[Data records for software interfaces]
● ● ● ● ●

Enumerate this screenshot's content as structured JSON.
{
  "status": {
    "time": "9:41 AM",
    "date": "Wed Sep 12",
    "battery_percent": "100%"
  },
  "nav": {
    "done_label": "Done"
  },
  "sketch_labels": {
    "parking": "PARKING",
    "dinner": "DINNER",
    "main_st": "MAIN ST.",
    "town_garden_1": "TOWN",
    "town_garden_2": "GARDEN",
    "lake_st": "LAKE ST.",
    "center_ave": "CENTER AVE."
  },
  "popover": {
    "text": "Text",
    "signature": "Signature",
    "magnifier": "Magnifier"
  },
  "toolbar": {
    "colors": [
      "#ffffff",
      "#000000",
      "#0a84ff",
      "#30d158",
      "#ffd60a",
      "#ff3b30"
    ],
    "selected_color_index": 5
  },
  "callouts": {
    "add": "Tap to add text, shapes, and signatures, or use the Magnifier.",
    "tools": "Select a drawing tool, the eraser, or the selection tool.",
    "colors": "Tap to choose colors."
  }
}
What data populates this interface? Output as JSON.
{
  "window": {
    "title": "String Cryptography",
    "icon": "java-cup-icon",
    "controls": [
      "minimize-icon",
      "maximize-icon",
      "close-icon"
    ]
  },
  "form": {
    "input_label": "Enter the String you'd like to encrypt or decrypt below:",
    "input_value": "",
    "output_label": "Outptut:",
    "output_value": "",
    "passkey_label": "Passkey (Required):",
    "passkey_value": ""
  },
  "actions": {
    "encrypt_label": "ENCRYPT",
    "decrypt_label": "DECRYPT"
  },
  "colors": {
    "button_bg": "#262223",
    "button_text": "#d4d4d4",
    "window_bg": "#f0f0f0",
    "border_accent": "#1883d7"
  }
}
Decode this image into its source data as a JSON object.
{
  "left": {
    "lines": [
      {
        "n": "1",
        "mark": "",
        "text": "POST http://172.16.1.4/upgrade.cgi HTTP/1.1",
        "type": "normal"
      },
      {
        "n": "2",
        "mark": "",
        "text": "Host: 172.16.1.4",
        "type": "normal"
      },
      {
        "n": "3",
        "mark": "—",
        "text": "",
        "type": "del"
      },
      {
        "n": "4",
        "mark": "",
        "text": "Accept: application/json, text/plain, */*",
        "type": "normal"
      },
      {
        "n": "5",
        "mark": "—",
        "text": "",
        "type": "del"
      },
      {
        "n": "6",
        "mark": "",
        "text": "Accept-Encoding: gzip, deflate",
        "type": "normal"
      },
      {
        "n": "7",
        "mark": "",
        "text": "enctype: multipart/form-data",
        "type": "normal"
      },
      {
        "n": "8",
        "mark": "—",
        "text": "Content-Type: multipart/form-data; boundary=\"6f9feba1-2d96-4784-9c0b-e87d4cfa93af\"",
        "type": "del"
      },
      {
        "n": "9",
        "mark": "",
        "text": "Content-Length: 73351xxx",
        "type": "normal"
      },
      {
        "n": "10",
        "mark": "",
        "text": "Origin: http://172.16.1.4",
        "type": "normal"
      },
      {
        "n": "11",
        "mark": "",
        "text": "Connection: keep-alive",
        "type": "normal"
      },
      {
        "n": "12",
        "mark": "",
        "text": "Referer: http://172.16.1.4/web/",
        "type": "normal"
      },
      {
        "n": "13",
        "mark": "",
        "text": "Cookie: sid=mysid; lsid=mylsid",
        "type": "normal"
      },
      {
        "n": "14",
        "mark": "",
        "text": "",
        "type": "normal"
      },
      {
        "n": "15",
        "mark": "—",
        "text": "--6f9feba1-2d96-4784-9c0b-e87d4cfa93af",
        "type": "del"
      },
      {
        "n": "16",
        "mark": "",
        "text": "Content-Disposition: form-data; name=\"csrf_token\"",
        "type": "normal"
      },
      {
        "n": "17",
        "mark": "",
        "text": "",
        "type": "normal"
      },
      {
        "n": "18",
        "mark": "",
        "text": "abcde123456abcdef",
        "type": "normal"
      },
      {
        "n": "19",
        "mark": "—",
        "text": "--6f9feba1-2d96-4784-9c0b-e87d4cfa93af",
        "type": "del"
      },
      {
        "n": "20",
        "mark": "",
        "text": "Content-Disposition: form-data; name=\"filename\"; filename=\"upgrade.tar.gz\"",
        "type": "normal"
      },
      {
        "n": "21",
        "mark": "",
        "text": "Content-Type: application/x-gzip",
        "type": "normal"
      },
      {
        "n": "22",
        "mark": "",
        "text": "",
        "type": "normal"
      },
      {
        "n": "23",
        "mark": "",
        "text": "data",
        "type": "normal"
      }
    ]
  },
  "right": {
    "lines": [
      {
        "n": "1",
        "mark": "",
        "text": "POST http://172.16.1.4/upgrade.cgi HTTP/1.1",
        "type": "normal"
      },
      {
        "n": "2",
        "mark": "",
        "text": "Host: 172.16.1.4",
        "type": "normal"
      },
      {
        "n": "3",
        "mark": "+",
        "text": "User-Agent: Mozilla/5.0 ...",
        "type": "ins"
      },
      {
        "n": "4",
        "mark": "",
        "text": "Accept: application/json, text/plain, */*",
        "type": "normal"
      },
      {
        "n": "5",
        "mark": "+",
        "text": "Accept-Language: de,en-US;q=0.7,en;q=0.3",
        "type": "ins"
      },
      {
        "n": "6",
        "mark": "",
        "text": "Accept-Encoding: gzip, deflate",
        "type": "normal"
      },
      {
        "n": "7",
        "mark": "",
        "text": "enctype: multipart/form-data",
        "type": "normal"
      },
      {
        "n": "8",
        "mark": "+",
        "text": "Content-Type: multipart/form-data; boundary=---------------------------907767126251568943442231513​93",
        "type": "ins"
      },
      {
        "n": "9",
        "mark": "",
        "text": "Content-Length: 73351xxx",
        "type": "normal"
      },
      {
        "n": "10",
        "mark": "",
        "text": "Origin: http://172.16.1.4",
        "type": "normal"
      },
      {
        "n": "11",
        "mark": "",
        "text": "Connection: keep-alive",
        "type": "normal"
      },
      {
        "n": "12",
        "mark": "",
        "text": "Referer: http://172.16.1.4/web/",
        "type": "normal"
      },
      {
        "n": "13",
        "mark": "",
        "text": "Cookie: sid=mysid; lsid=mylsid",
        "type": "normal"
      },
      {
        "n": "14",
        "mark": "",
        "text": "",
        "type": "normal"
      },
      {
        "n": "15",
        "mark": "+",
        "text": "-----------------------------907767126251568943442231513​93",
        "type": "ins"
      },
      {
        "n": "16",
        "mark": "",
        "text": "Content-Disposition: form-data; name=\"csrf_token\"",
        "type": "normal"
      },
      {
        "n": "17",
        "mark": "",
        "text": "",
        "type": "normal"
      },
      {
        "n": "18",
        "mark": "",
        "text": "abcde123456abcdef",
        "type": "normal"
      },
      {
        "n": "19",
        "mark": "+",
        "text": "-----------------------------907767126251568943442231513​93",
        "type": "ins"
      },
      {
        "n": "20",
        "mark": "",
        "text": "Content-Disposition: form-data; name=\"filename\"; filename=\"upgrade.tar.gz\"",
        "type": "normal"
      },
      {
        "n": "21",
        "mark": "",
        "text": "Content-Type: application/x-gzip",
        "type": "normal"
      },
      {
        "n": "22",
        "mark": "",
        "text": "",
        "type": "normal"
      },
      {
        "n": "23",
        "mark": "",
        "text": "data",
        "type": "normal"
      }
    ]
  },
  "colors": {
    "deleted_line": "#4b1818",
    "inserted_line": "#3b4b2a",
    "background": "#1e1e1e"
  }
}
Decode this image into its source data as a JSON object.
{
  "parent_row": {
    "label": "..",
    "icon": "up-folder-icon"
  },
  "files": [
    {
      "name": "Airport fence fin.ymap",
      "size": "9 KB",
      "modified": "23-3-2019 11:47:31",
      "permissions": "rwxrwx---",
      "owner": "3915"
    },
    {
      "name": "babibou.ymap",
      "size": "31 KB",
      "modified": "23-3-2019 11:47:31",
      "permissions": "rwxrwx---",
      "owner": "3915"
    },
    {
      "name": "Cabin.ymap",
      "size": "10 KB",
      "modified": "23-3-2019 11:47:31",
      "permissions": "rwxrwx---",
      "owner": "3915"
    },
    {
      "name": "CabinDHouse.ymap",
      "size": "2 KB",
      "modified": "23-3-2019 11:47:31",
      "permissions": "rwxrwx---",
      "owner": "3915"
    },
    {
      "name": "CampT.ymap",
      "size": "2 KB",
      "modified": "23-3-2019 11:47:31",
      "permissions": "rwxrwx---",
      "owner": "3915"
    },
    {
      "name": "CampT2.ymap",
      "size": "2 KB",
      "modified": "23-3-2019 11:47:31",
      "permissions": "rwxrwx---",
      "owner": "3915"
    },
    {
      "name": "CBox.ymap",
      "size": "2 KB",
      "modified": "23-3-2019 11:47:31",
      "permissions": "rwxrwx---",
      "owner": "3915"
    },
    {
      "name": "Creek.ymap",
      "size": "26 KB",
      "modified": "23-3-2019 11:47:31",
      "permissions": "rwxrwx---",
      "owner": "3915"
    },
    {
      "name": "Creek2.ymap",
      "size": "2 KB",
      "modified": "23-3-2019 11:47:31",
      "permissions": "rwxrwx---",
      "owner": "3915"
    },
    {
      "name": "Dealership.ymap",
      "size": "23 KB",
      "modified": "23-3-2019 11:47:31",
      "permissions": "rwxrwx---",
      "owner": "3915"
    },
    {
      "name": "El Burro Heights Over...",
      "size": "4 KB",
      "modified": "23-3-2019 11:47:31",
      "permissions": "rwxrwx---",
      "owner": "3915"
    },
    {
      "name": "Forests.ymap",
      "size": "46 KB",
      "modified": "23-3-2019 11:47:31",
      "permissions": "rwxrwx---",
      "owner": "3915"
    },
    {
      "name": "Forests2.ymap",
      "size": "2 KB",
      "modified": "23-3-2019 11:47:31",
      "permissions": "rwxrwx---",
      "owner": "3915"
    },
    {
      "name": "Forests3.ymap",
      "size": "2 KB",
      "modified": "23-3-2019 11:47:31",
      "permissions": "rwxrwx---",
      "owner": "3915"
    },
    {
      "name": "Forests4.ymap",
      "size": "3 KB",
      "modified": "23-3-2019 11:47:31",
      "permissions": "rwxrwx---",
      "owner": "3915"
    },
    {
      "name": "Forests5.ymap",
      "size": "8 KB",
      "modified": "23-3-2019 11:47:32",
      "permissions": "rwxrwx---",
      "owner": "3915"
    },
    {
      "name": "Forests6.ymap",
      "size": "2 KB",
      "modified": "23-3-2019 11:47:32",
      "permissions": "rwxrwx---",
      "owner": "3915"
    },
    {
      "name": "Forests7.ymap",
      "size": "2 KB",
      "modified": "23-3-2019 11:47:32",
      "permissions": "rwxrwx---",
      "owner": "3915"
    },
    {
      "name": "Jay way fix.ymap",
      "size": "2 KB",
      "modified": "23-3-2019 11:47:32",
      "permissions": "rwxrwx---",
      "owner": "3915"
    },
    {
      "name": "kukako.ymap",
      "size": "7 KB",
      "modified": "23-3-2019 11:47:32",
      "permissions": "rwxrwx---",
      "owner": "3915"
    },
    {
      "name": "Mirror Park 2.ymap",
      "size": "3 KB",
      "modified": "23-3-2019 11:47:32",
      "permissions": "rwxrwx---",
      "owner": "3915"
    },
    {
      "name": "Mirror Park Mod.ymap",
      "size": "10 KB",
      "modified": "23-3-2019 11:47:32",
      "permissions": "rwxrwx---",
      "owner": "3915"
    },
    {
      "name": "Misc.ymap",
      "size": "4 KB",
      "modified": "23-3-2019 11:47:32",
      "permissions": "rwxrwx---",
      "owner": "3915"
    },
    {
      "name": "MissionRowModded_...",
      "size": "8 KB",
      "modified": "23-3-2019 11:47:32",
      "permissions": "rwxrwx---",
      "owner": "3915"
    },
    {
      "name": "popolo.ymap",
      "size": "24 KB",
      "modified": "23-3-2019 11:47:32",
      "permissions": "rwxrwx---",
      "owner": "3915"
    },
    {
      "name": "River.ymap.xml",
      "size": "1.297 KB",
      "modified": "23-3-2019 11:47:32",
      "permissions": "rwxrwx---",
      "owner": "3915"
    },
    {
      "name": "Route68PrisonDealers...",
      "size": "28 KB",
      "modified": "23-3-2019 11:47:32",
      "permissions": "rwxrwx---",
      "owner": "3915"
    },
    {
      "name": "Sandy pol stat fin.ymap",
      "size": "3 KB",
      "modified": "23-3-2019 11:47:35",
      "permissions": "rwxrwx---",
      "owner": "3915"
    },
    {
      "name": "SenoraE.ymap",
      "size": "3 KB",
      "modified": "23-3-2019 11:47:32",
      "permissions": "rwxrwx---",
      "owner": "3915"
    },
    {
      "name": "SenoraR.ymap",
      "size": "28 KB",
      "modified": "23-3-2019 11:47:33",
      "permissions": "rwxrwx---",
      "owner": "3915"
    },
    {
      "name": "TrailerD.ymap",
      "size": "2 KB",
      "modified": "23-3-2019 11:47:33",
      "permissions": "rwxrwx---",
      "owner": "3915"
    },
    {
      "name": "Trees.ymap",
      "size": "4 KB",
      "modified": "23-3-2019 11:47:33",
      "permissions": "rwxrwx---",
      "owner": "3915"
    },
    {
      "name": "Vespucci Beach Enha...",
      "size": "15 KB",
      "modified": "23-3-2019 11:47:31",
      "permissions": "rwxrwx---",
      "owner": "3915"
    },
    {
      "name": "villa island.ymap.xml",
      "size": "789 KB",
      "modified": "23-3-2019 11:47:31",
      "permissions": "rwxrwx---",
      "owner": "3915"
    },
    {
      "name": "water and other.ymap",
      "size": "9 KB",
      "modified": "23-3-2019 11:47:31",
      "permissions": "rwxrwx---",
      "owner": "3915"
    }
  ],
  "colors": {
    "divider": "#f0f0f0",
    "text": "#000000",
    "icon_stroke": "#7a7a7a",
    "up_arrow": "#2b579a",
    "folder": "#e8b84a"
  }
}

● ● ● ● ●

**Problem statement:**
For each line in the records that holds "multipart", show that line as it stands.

**Response box:**
        "text": "enctype: multipart/form-data",
        "text": "Content-Type: multipart/form-data; boundary=\"6f9feba1-2d96-4784-9c0b-e87d4cfa93af\"",
        "text": "enctype: multipart/form-data",
        "text": "Content-Type: multipart/form-data; boundary=---------------------------907767126251568943442231513​93",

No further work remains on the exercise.